Things don't appear to have gone well in the following days, however. On Nov. 10, Blagojevich allegedly held a conference call with his wife, close aides and a handful of Washington-based advisers in which he complained that the advisers were telling him he had to "suck it up" and give this "motherf_____ [Obama] his Senator. F___ him. For nothing? F___ him." At this point in the complaint, it's not clear whether Blagojevich, his advisers or any other representatives had actually approached the Obama transition team. Over the next two days, however, Blagojevich stepped up his efforts. On Nov. 11, Blagojevich told his chief of staff and fellow defendant in the complaint, John Harris, that he knew Obama wanted someone identified in the complaint only as "Senate Candidate 1" for the Senate seat. But, Blagojevich said, "they're not willing to give me anything except appreciation. F___ them." (See the top 10 unfortunate political one-liners.)

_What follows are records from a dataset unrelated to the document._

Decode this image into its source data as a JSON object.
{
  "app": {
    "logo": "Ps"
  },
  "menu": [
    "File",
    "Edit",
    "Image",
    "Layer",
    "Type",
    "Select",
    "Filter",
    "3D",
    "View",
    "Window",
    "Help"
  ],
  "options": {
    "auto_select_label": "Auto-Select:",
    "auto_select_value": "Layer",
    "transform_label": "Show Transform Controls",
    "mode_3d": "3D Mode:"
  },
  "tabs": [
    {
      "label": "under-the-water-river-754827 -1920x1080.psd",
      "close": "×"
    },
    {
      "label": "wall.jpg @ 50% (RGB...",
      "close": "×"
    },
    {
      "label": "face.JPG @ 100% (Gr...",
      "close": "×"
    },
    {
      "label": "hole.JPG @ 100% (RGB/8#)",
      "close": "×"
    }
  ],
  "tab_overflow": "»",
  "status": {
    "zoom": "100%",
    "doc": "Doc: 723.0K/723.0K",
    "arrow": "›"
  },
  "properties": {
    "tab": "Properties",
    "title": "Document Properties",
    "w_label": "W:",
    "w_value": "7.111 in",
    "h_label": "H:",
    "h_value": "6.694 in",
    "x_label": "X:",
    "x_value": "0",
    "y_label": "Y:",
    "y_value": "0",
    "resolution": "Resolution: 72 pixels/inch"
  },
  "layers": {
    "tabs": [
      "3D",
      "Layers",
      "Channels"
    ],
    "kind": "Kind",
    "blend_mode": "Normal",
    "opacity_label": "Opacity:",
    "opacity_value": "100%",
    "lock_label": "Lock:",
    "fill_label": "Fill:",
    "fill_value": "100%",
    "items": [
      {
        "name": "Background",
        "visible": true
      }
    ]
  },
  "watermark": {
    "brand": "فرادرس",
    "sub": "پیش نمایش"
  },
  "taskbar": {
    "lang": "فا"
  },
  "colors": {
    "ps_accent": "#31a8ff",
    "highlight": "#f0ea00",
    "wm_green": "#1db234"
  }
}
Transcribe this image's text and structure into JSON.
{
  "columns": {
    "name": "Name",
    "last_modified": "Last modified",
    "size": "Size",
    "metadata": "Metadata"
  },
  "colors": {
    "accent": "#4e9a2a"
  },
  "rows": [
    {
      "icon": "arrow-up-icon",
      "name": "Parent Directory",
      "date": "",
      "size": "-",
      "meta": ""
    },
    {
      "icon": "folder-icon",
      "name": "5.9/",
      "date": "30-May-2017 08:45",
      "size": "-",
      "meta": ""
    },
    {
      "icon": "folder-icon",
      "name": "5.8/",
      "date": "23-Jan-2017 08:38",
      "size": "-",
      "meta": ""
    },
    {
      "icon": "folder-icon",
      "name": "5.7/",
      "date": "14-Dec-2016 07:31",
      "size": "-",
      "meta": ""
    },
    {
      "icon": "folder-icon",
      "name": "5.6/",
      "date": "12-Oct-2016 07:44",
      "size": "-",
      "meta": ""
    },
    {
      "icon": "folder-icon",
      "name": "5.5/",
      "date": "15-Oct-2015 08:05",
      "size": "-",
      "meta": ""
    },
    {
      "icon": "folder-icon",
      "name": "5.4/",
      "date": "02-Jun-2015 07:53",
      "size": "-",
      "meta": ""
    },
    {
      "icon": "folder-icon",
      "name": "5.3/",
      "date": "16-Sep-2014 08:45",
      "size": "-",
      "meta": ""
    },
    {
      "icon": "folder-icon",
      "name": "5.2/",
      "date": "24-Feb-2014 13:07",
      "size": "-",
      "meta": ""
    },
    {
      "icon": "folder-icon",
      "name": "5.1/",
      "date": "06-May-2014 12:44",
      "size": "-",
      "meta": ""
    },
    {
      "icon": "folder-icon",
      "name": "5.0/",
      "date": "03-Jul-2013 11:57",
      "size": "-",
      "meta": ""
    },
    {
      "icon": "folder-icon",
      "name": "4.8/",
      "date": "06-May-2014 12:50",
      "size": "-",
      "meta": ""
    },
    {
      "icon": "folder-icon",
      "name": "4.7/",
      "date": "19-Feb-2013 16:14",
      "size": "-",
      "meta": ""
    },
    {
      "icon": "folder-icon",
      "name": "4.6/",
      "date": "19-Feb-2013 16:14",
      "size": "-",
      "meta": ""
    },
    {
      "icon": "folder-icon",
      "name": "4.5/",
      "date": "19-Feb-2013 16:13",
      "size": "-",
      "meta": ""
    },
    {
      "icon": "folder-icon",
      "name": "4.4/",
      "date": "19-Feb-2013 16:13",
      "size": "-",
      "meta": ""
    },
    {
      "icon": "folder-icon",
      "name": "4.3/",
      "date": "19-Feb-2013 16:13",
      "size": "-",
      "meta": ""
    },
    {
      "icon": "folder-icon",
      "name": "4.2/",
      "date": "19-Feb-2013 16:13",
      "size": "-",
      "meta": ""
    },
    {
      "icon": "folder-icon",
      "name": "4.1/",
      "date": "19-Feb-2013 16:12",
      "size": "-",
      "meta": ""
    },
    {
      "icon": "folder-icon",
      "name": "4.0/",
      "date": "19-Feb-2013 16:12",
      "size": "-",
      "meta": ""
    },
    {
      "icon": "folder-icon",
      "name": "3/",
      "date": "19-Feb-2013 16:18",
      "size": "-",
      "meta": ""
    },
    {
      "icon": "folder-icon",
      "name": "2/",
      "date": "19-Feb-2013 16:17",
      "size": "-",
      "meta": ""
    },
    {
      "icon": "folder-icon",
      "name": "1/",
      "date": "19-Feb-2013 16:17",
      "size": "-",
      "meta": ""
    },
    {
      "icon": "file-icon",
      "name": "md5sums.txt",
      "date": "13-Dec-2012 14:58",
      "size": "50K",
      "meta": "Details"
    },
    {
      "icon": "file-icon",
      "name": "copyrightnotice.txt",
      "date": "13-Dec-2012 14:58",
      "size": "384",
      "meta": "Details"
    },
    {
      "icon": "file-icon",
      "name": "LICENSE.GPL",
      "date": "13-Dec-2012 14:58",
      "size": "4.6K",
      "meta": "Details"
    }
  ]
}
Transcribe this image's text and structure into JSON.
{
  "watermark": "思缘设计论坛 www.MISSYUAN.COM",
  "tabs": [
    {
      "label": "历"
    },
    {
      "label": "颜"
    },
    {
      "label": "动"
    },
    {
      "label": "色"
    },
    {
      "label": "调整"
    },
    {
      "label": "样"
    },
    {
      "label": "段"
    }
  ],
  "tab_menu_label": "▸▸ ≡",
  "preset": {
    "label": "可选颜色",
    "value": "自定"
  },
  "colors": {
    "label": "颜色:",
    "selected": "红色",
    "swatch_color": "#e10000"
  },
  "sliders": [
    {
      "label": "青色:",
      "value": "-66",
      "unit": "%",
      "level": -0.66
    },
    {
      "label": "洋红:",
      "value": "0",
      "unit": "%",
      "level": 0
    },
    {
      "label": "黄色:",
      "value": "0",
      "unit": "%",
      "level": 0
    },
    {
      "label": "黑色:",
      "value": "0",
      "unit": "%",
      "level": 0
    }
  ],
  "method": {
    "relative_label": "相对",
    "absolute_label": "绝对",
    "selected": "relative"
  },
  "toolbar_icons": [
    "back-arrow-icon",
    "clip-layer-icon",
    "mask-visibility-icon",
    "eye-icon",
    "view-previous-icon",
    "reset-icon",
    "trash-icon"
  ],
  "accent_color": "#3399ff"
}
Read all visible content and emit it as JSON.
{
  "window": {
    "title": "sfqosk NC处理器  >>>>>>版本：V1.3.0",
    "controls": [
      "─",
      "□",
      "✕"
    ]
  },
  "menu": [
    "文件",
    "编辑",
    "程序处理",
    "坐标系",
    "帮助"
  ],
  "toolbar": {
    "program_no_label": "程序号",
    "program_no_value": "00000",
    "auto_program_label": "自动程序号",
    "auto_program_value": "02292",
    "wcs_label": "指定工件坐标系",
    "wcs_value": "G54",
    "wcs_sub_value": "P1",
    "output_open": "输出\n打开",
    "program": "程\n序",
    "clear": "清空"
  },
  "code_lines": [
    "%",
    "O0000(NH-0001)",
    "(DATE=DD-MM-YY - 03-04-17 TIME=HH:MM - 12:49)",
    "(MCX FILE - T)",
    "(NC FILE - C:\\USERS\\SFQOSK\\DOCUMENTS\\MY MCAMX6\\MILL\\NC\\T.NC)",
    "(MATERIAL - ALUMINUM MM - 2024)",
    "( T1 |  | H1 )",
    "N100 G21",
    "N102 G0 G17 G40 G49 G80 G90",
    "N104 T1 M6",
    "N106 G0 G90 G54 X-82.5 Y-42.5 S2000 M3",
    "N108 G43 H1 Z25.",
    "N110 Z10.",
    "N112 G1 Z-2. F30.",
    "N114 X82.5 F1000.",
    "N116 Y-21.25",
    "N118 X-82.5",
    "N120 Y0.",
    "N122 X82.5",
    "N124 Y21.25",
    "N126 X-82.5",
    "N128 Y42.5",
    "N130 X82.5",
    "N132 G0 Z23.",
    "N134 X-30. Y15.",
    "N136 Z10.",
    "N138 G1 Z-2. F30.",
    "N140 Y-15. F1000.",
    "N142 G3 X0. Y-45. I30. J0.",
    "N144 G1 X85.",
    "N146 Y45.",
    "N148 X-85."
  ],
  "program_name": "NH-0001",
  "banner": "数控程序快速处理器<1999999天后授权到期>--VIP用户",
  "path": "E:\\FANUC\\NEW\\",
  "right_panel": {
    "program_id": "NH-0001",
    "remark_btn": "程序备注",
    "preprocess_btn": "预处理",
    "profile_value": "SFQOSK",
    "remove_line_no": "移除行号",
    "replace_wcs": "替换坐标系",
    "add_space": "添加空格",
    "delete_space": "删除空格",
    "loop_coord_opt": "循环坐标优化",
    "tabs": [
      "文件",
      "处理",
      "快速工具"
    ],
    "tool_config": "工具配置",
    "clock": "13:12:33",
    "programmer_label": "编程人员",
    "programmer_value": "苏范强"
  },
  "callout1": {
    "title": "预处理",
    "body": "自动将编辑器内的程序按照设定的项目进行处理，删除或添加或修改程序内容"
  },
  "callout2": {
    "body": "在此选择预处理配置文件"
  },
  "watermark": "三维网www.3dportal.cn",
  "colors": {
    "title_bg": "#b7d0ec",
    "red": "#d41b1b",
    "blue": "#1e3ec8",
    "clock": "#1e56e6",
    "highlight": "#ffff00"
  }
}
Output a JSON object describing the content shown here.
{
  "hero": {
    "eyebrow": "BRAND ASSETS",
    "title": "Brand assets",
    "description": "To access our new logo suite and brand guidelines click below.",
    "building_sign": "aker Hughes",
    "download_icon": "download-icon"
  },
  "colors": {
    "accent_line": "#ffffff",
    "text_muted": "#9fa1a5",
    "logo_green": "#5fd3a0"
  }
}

That did not deter the governor, apparently. The same day, Blagojevich suggested starting a nonprofit lobbying organization, known as a 501(c)(4), which he could eventually work for, and proposed getting Obama's friend "Warren Buffett or some of those guys to help us on something like that." In a separate conversation on the same day, he suggested that Obama and his associates "can get Warren Buffett and others to put $10, $12 or $15 million into the organization" and then suggested that he could retire from the governorship to go over to the organization. (See the top 10 scandals of 2008.)
Blagojevich then tried to use a union official as an intermediary to the Obama transition and "Senate Candidate 1." On Nov. 12, Blagojevich discussed the open Senate seat with an official from the Service Employees International Union (SEIU). During the conversation, Blagojevich said he understood that the SEIU official was an "emissary to discuss Senate Candidate 1's interest" in the seat, according to the complaint. Blagojevich said he would be interested in the 501(c)(4) arrangement, and the SEIU official agreed to "put that flag up and see where it goes." Late Tuesday, an SEIU spokesperson said in a statement that "we have no reason to believe that SEIU or any SEIU official was involved in any wrongdoing," though the organization wouldn't discuss any specifics of the allegations.
The following day, Blagojevich attempted yet another contact with the Obama transition team in hopes of floating the 501(c)(4) idea. He said he wanted to tell an unidentified adviser to the President-elect that he wanted money to be raised for the nonprofit. The same day, he said in a phone conversation that mentioning the nonprofit to the President-elect's adviser would be an unspoken way of raising the question of Senate Candidate 1, among others. In the same conversation, Blagojevich suggested using an unidentified individual as an intermediary to the President-elect's adviser.
As Illinois reels from the lurid revelations about its governor, the state's politicians are scrambling to figure out what to do about Obama's replacement in the Senate. Despite all the damning charges, Blagojevich still currently has the power to appoint that person. Unless he steps down or he is impeached or convicted, the state constitution gives him, and him alone, that authority. It's possible that the Senate could refuse to seat a Blagojevich appointment, but no one wants to let it go that far. By late Tuesday, it seemed likely that the state legislature would convene a special session to pass an emergency law setting up a special election for the open seat.